**INSTRUCTIONS FOR THE TASK:**
Wherever a line in the data below holds "name", copy that line.

=== Section Start ===

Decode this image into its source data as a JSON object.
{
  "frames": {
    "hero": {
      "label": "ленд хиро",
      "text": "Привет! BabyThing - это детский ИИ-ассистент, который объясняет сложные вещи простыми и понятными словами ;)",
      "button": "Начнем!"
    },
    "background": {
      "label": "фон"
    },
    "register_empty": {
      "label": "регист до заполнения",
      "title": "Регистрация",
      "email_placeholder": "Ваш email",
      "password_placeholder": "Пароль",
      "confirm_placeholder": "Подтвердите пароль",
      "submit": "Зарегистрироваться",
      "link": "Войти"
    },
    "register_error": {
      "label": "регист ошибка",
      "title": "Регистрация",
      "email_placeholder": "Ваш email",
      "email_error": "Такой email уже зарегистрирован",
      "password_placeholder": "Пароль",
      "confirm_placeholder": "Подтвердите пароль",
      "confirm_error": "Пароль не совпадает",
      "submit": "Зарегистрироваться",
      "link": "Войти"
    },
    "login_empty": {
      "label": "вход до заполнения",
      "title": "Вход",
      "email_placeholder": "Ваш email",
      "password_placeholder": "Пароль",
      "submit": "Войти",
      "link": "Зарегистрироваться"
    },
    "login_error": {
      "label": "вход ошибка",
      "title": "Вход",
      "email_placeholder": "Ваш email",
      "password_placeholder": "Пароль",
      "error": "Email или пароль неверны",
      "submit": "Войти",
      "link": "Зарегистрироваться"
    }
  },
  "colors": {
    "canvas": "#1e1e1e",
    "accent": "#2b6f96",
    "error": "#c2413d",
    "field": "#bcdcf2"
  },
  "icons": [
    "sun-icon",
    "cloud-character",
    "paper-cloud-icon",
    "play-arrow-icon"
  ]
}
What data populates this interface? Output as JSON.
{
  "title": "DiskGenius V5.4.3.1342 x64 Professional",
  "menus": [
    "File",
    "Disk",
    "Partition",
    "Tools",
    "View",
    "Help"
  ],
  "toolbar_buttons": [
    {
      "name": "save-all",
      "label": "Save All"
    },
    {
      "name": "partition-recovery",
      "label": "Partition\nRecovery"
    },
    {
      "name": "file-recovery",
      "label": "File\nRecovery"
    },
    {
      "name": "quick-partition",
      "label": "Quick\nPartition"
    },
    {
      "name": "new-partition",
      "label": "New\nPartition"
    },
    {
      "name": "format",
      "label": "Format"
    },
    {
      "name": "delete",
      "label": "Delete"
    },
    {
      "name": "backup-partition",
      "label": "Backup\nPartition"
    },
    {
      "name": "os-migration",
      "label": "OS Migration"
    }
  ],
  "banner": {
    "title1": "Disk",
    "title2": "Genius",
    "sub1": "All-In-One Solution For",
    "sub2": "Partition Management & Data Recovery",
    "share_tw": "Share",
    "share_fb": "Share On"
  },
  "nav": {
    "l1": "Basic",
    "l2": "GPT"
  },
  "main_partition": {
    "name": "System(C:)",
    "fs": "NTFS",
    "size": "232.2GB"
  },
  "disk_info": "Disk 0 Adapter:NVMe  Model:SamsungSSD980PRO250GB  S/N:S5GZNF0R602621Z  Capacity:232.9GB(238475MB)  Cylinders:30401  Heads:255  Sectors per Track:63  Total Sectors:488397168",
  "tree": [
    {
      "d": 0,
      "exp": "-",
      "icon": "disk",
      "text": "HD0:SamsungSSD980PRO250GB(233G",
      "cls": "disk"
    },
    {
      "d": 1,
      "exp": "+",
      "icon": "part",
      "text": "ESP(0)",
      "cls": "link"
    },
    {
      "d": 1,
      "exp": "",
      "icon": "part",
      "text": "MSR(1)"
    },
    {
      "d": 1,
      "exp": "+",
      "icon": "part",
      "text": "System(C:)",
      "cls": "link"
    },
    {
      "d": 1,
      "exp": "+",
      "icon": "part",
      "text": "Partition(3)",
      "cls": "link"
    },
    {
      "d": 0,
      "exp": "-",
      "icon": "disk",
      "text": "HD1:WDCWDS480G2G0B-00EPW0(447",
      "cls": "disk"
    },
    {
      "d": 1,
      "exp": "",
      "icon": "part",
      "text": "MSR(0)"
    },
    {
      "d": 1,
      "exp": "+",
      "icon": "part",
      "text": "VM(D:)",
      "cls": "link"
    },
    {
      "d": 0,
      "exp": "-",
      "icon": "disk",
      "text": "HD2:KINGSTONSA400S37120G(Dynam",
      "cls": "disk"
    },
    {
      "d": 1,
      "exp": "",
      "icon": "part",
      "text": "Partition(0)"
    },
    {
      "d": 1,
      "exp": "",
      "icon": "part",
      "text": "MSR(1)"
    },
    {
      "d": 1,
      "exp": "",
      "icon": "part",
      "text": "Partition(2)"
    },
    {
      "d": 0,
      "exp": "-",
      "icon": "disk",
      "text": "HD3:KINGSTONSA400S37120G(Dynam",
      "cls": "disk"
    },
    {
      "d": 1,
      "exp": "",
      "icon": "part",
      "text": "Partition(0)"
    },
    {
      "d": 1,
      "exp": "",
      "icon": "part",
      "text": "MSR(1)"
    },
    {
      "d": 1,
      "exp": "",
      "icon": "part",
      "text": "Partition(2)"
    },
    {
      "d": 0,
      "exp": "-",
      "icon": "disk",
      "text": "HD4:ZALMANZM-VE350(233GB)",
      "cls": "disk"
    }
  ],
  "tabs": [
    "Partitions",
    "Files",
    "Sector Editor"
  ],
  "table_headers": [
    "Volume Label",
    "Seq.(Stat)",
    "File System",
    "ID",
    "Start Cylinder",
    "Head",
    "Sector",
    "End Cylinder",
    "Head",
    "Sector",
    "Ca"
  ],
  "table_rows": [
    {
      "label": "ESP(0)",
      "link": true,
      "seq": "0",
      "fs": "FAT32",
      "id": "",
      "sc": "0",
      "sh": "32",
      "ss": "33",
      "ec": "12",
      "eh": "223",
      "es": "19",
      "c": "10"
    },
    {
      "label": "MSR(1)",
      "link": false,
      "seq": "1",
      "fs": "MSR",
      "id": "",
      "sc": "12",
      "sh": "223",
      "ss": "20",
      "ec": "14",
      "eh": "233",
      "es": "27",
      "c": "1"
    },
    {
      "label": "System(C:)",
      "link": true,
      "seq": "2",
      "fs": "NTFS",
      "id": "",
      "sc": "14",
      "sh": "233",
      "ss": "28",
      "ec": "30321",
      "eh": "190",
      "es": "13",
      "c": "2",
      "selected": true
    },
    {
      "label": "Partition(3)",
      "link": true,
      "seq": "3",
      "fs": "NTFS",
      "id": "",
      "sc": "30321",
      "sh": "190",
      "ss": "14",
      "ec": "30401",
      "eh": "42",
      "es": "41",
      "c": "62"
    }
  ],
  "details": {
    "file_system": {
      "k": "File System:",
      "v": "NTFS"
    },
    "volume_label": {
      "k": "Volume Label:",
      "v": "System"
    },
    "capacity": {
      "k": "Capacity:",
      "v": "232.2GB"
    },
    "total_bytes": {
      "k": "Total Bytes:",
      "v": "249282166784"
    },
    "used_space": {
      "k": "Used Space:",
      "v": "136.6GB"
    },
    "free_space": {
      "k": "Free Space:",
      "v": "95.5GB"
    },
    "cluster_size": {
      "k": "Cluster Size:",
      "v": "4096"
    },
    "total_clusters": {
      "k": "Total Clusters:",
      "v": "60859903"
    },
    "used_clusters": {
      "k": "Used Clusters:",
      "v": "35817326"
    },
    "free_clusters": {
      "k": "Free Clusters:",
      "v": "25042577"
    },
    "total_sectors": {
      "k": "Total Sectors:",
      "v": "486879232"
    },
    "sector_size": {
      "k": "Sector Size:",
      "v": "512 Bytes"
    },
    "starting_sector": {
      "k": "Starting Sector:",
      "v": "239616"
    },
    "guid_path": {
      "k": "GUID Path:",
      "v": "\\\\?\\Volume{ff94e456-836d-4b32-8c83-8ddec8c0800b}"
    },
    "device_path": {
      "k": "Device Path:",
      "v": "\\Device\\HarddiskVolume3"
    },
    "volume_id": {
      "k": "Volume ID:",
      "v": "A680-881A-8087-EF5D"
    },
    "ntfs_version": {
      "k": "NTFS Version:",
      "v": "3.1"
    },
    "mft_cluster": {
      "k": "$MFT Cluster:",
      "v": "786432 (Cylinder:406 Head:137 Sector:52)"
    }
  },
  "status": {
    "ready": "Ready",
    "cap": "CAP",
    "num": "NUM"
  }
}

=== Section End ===

**YOUR RESPONSE:**
      "name": "save-all",
      "name": "partition-recovery",
      "name": "file-recovery",
      "name": "quick-partition",
      "name": "new-partition",
      "name": "format",
      "name": "delete",
      "name": "backup-partition",
      "name": "os-migration",
    "name": "System(C:)",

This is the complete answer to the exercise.